Look in the fridge. Do you have capers? Fresh herbs? Olives? Anything goes as a garnish for your pierogi (photo #8)!
Although identified as Polish cuisine in the U.S., claims of pierogi origins have also been made by Lithuanians, Romanians, Russians, Slovaks, and Ukrainians.
With the borders of the region shifting regularly over the centuries, it is possible that there may be multiple claims of “ownership” [source].
While it is believed that pierogi have been made in Poland since the 13th century, the word “pierogi” first appeared in Polish cookbooks and literature in the late 17th century. Pierogi is Poland’s national dish [source].
The first written pierogi recipe comes from the Compendium Ferculorum, a book published in 1682 by the renowned cook Stanisław Czerniecki. These pierogi were not filled with potatoes (which were not common in 17th-century Poland), but with chopped kidneys, veal fat, greens, and nutmeg [source].

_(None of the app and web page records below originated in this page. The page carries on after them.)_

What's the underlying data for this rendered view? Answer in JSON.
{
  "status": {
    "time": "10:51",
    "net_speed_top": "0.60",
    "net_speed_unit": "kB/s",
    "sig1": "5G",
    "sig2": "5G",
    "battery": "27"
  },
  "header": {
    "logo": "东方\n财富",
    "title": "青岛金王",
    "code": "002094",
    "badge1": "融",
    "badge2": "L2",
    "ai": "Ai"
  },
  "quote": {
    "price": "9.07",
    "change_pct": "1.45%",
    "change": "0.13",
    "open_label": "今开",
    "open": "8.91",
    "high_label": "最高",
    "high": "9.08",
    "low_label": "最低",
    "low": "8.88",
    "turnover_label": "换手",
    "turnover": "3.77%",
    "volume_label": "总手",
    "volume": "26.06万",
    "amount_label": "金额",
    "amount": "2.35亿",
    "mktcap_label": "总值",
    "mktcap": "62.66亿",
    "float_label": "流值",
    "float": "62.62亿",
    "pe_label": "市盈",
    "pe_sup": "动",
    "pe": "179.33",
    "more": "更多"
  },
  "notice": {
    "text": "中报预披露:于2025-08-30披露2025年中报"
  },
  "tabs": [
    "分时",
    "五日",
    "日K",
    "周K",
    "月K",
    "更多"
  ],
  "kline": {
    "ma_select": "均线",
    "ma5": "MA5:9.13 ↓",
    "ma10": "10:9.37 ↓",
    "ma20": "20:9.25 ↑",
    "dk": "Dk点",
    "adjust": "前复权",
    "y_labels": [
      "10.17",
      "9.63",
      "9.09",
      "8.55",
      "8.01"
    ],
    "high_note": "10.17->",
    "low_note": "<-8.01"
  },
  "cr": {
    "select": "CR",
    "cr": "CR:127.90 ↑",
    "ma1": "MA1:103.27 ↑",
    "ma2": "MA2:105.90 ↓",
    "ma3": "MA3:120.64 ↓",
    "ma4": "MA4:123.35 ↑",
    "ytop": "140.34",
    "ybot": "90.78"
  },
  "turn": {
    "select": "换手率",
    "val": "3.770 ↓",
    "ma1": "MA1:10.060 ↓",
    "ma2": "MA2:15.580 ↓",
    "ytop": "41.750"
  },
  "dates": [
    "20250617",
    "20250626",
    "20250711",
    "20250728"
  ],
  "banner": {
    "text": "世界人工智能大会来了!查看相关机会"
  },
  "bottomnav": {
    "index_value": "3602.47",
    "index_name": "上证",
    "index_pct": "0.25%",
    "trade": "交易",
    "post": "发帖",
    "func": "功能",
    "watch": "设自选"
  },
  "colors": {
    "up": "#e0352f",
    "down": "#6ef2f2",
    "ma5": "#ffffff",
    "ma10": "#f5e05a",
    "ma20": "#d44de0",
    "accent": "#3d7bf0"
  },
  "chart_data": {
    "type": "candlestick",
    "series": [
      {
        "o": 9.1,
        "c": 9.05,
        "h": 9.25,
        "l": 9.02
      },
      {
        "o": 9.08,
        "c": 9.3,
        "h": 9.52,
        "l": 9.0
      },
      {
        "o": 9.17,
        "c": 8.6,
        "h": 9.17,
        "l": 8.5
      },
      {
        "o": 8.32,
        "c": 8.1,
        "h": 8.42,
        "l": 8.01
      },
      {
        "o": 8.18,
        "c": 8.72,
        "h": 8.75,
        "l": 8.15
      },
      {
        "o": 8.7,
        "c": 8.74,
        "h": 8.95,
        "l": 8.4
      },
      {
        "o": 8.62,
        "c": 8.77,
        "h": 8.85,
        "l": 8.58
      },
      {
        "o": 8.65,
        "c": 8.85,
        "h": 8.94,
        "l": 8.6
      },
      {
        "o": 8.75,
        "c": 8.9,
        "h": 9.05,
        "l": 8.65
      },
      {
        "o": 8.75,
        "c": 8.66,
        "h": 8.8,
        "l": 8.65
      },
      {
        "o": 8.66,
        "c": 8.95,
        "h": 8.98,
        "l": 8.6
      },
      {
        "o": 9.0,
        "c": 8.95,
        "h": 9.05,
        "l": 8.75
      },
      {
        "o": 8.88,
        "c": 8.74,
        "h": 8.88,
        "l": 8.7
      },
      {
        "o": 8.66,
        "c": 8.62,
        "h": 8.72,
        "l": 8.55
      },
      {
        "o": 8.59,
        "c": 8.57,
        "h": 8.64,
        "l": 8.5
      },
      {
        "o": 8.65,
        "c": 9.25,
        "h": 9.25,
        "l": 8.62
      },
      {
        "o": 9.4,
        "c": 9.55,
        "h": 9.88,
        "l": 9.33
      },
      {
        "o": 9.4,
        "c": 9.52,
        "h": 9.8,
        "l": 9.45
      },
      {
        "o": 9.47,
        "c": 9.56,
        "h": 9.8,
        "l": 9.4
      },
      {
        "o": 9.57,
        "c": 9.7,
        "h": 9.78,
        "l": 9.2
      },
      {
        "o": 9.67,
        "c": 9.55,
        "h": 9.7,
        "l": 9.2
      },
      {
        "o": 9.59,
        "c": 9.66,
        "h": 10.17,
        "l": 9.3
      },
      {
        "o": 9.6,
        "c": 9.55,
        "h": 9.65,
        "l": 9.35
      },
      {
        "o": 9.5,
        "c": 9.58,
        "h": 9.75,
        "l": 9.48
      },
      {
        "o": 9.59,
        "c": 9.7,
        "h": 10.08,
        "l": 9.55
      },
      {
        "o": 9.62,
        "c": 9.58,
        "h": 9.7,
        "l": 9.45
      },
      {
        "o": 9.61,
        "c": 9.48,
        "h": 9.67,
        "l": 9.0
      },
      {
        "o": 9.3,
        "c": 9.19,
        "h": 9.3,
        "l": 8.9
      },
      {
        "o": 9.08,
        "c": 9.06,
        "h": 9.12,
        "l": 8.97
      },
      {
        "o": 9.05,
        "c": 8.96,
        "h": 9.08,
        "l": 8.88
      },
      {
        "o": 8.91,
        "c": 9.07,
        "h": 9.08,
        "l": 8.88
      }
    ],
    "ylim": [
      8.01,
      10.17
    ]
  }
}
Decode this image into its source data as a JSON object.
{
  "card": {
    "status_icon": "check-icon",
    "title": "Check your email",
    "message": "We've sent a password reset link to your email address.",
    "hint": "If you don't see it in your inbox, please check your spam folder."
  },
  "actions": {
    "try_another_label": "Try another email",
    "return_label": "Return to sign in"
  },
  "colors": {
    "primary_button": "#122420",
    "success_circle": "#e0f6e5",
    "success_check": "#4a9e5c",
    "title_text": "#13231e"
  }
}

The Polish word pierogi, which is the plural form of pieróg, is a generic term for filled dumplings. It derives from Old East Slavic pirŭ, and before that from Proto-Slavic *pirъ, meaning a feast.
In most of the Slavic languages, the word means “pie” [source].
Pierogi has its own patron saint: Hyacinth of Poland, a Polish Dominican priest and missionary.
Some believe that he brought pierogi to Poland from Kievan Rus’, a state that existed in Eastern and Northern Europe from the late 9th to the mid-13th century [source]. (It is now part of Ukraine.)
Now for the legends:
In 1238, when Saint Hyacinth visited Kościelec, in the Gąsienicowa Valley of Poland, a storm came and destroyed all the crops.
Hyacinth told everyone to pray and the next day the crops had risen back up.
As a sign of gratitude for Hyacinth, people have been making pierogi from the crops ever since.
Another legend involving Hyacinth dates to 1241. When the invasion of the Tatars led to famine, Saint Hyacinth fed the people with pierogi. (Who made the pierogi is not specified.)
Pierogi Come To America
Pierogies came to America with immigrants and were served at home and in neighborhood restaurants.
The first documented sale of pierogi in the U.S. was in May 1928.
In the post-World War II era, pierogi became a staple of fundraisers by ethnic churches.
By the 1960s pierogi became a common frozen supermarket item in many parts of the U.S. and Canada [source].
And today: fusion pierogi with jalapeño, fully loaded pierogi with baked potato toppings, and so much more. A feast indeed!